Coping with a lunar dust-up
Of all the hazards humans face in returning to the moon, one of the biggest may be the smallest: flecks of lunar dust far tinier than the...
Newhouse News Service
CLEVELAND — Of all the hazards humans face in returning to the moon, one of the biggest may be the smallest: flecks of lunar dust far tinier than the period at the end of this sentence.
They blanket the orb's craggy surface with a powdery coating several inches thick. The moon is one vast desert of dust.
Though the Apollo astronauts ventured outside for only a few hours at a time, the clingy dust quickly dimmed their snow-white spacesuits to Pigpen gray. It got on their skin, in their eyes and up their noses, giving Apollo 17 lunar-module pilot Harrison Schmitt a temporary case of "lunar-dust hay fever."
Always in the way
The pervasive crud gummed up mechanical joints and coated the radiators on the lunar rover, causing its batteries to overheat.
It sneaked into oxygen-hose connections, snagged zippers and clotted Velcro fasteners. Scaling the ladder of the lunar lander with dust caked in his boot treads, Neil Armstrong almost made one small slip for mankind.
There was so much dust that, on Apollo 16, the cabin vacuum cleaner that was supposed to suck it up choked and died instead.
And the stuff wasn't soft, like lint. It had sharp, glassy edges that scratched helmet visors and camera lenses.
The Apollo 12 astronauts discovered that tramping around in the abrasive dust had worn away the outer layer of their spacesuits in several spots, exposing the insulation underneath.
The grit had gotten into the seals around their helmets and gloves, causing them to bleed oxygen. After two four-hour stints on the surface, Pete Conrad's suit was so close to the leak safety margin that he probably wouldn't have been allowed outside again had a third excursion been planned.
Focus of research
As NASA prepares to send crews back to the moon by 2020, with eventual six-month stays compared with the three-day Apollo sorties, mission planners have dust on their minds.
Researchers at NASA centers are studying why lunar dust behaves the way it does, whether it's toxic and how it might be controlled.
Much of the basic work is under way in Cleveland's Glenn Research Center labs. One approach mimics the extreme conditions on the moon's surface that give the dust its unique properties. Another involves a sandbox the size of a volleyball court where engineers test the traction of prototype lunar buggies.
But to aim for the future, NASA first had to look back — to the surprising Apollo experience with dust nearly four decades ago, and then much deeper into the past, to the formation of the dust itself over the past 4.5 billion years.

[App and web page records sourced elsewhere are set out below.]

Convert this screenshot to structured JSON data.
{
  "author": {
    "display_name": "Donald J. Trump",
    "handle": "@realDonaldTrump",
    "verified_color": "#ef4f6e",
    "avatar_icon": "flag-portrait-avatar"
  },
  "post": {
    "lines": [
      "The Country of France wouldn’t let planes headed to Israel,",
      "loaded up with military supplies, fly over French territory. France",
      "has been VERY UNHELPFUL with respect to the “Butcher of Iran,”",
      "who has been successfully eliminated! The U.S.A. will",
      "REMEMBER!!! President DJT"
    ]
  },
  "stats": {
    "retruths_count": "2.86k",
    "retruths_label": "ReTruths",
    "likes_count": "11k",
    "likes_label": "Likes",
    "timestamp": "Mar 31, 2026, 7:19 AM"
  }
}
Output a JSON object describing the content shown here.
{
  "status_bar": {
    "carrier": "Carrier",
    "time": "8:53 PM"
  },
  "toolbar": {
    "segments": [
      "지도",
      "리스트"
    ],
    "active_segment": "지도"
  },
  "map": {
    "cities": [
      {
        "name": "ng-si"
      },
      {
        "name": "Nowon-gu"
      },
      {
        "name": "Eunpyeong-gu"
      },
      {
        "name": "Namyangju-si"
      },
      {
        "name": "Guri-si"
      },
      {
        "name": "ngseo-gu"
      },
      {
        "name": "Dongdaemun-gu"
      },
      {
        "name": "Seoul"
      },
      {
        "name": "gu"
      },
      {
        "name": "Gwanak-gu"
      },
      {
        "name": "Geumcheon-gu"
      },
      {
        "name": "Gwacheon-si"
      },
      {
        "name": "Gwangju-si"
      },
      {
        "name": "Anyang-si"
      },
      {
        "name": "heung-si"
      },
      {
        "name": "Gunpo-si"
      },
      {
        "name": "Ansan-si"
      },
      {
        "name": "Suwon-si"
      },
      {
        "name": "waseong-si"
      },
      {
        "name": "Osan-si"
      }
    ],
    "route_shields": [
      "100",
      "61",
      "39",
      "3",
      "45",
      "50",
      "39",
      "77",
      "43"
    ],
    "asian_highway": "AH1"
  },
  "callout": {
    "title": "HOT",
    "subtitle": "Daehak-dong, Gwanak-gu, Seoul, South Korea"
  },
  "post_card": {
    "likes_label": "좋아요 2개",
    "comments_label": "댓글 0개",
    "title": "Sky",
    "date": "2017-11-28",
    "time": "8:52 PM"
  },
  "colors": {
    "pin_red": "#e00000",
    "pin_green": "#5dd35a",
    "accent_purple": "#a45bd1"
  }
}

Without an atmosphere, the moon lacks liquid water and wind, the forces of erosion on Earth. But meteorite strikes have filled that void, relentlessly pummeling lunar rocks into the fine, talcum-like grains that cover the surface today.
Other powers are at work to further disrupt the dust. Tiny micrometeorites regularly ping the moon's face at more than 60,000 mph — enough energy to melt or partially vaporize dust particles and change their chemical makeup.
The melting welds individual grains into flea-sized chunks called agglutinates. Their glassy, jagged edges give the dust its abrasiveness and help it stick to stuff.
Most of its clingy-ness, however, is due to static electricity, the same pesky mechanism that mates socks with sweaters in the dryer.
On the moon's "day" side, X-ray and ultraviolet radiation beaming in from the sun blast away electrons from the dust grains, leaving them with a positive charge.
Some NASA scientists think the repulsing forces between these like-charged dust particles are strong enough to shoot the lightest grains 60 miles or more above the moon's surface. They speculate the dust regularly rises and falls, like water droplets in a fountain, although the specks would be too small to see.
By the same theory, dust fountains should erupt on the moon's night side, too, but oppositely charged ones. Without sunlight's positive influence, the dusty surface acquires a negative buildup from electrons delivered by the solar wind — a gale of high-energy particles billowing out from the sun.
At the tumultuous divide between dark and light — a twilight zone called the terminator that marches across the surface as the moon rotates — the shifting electric fields may shove the dust sideways, scattering it greater distances.
Though this idea of "dynamic," fountaining dust is new, it is based in part on observations Apollo astronauts made more than 30 years ago.
NASA scientists had figured the actions that stir up the most lunar dust were localized, human-caused ones: spacecraft landing and blasting off, rovers skidding around, astronauts stomping and jumping and, in the future, construction machinery digging and scooping as a moon base takes shape.
Now, the dust-busters may have to plan for the moon's own dust-churning processes too.
"That's another thing we're attempting to address," said Mark Hyatt, a researcher at the Glenn center. "What's the magnitude of the effect, and do we have to design for it because we're going to be there for such a long period of time?"
Whether dust clouds are kicked up by astronaut boots or the sweep of the terminator, the outcome is the same: It sticks to everything.
When vice president of Sub Pop Records Megan Jasper isn't running things at the office, she's working in her garden at her West Seattle home where she and her husband Brian spend time relaxing.